Material for this task:

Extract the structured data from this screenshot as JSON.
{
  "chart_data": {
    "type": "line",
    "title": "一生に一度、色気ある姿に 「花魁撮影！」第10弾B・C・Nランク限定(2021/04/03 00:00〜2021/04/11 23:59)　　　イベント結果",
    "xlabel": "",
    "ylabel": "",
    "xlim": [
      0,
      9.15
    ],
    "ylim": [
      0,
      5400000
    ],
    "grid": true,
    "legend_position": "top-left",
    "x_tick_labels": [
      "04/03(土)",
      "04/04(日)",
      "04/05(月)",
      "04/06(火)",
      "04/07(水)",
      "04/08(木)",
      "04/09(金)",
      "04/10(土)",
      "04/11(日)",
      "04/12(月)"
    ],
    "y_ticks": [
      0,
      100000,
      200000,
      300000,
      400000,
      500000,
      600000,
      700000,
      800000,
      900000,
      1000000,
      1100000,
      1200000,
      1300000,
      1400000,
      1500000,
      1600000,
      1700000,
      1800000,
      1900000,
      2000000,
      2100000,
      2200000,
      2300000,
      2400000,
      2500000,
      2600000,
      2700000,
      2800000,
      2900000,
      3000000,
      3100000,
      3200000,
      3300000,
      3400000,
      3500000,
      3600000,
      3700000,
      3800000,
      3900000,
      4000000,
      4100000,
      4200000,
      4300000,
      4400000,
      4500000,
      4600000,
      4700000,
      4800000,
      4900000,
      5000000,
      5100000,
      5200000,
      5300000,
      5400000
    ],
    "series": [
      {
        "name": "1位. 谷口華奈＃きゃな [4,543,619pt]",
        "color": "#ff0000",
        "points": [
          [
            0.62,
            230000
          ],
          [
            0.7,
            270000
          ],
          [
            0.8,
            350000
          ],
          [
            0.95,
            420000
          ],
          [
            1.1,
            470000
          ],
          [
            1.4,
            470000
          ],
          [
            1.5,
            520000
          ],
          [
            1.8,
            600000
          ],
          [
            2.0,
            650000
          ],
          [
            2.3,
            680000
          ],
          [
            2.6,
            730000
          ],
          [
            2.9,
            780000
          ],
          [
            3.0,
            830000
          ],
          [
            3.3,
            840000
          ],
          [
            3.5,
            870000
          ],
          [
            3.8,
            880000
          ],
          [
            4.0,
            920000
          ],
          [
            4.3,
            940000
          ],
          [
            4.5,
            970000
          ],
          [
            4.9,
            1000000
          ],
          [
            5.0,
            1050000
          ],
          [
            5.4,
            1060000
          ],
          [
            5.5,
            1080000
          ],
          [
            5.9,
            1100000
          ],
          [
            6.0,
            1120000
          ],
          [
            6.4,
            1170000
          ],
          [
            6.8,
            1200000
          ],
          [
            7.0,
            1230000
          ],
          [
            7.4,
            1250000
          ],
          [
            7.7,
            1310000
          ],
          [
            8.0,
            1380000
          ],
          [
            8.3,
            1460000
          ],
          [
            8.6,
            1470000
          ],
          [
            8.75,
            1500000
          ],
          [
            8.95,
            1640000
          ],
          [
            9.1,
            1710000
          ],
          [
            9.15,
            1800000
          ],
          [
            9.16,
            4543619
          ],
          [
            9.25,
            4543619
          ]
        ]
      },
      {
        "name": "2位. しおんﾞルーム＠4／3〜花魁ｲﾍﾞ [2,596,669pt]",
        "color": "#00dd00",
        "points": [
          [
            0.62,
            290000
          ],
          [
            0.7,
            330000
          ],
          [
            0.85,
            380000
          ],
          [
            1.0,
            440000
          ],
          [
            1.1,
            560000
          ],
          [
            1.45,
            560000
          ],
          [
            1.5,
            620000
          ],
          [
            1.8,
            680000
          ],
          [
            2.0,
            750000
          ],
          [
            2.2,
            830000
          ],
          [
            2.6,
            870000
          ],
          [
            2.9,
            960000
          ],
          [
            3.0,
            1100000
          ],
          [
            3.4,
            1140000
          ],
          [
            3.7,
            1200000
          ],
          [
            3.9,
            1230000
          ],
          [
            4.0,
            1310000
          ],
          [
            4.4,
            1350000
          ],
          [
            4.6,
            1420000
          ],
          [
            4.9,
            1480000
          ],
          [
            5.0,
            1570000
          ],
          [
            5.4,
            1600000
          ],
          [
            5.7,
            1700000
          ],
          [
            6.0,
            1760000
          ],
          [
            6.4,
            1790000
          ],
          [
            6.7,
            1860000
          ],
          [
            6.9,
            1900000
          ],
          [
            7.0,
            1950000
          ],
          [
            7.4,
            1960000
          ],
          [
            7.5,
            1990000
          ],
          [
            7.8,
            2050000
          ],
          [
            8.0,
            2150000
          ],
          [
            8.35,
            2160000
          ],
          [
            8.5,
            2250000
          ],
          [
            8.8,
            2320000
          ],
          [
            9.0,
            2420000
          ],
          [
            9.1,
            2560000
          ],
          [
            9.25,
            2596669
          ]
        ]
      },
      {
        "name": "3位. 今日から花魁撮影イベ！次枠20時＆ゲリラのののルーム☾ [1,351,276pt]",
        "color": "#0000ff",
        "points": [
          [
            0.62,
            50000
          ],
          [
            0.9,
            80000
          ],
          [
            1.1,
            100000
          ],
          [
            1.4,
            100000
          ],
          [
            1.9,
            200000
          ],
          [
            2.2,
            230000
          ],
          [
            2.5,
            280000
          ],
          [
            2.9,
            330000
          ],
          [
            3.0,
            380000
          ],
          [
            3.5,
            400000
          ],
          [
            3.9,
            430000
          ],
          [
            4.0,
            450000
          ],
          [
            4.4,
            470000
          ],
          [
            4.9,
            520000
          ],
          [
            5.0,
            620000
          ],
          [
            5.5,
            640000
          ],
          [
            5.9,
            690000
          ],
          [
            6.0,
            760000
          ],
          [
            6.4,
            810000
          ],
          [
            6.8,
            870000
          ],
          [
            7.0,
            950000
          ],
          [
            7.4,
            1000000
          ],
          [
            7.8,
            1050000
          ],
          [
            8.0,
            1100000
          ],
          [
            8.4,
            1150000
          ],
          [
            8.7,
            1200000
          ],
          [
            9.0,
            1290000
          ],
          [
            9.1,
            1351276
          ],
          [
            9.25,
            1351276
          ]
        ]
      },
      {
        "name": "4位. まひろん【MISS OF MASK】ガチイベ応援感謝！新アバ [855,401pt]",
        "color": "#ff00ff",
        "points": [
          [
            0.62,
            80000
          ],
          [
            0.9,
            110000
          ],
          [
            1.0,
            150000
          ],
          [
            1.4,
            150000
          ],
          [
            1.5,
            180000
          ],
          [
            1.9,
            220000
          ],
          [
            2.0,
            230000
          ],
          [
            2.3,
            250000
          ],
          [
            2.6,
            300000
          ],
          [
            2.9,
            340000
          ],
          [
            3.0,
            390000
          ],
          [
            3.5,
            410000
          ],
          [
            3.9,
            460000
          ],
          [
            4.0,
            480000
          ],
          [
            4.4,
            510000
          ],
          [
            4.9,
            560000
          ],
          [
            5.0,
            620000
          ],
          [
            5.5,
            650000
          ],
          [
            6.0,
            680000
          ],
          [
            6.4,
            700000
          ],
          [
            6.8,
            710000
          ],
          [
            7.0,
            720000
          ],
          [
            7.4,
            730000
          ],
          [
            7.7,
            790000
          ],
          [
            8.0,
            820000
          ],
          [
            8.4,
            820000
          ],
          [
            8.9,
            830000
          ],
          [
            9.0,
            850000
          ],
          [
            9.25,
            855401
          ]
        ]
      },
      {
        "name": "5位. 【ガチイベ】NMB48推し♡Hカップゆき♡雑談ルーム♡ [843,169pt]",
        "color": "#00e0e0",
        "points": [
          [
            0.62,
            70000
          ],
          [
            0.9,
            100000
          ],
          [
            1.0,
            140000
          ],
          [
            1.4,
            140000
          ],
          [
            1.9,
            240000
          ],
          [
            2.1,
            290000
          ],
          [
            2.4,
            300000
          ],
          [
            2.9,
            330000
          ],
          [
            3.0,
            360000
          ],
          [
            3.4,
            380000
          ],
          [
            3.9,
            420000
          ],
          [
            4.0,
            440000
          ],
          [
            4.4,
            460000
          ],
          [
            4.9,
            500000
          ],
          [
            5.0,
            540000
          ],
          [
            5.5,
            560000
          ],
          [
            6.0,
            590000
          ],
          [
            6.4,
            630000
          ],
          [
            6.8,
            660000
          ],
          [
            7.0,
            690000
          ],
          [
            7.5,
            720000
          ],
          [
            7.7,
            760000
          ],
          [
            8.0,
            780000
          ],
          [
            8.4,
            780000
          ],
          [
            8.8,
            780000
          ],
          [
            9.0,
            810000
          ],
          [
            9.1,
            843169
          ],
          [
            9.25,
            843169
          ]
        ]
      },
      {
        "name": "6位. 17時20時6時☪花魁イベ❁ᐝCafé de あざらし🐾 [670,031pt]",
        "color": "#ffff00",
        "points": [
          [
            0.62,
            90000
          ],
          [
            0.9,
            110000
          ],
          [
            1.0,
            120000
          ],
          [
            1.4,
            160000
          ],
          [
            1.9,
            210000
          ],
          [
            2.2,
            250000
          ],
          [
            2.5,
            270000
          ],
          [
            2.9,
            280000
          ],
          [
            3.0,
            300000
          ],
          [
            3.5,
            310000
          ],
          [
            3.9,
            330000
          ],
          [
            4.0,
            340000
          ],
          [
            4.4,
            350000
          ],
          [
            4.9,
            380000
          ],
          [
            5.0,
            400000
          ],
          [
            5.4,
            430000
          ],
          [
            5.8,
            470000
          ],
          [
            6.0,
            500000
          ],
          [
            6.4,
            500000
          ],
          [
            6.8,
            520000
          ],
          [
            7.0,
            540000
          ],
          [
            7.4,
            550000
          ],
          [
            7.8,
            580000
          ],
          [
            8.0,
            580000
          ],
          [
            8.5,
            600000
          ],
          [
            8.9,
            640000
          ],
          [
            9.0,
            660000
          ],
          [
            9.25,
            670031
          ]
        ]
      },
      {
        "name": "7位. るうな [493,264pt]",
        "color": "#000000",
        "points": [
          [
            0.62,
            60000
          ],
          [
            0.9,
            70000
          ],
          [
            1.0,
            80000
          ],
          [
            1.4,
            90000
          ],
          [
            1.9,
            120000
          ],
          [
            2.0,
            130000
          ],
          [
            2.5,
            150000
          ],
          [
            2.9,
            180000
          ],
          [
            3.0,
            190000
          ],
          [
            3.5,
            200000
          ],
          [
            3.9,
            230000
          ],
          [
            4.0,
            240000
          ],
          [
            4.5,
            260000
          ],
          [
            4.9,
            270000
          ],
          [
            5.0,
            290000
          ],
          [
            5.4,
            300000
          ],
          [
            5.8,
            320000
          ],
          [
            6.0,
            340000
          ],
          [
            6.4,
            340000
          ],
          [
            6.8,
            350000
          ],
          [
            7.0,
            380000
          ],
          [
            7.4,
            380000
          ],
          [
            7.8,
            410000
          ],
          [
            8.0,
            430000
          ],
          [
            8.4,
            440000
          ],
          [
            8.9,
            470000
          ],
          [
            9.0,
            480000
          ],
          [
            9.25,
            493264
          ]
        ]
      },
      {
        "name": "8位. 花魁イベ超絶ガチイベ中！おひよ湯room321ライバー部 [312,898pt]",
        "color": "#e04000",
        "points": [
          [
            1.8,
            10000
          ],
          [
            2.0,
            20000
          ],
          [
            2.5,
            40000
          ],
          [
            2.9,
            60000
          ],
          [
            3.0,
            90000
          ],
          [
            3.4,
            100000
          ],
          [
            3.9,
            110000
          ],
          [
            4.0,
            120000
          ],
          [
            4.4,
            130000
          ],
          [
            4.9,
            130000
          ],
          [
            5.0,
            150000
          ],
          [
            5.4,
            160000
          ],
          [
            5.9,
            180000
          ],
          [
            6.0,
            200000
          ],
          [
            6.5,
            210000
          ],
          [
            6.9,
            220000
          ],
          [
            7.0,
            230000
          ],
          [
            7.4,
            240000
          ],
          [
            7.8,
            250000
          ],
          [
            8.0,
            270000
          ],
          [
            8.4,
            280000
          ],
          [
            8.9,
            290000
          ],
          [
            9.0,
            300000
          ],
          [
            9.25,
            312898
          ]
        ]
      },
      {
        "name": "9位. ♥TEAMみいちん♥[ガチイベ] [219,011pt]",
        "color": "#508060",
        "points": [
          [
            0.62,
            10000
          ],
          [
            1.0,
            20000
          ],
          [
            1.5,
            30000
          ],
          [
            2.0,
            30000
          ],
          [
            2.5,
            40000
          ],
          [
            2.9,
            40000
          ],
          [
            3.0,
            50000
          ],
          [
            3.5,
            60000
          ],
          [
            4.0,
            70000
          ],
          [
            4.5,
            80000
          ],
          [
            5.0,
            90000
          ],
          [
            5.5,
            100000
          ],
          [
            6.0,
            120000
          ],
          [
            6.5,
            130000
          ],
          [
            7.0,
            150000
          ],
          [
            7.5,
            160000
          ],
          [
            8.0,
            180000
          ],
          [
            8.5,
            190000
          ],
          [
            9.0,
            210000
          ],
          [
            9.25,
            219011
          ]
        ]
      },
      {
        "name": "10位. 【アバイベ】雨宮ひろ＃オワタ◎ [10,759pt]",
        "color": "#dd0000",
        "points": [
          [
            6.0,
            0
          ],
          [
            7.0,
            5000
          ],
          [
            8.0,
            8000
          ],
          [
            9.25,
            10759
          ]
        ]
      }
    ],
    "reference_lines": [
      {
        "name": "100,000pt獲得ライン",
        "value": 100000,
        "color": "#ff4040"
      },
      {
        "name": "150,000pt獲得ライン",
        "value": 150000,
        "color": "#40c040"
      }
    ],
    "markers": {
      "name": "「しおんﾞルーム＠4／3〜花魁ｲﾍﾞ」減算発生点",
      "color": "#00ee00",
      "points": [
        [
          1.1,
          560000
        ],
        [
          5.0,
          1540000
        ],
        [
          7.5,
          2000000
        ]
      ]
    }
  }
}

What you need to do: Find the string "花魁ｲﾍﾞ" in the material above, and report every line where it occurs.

Written response:
        "name": "2位. しおんﾞルーム＠4／3〜花魁ｲﾍﾞ [2,596,669pt]",
      "name": "「しおんﾞルーム＠4／3〜花魁ｲﾍﾞ」減算発生点",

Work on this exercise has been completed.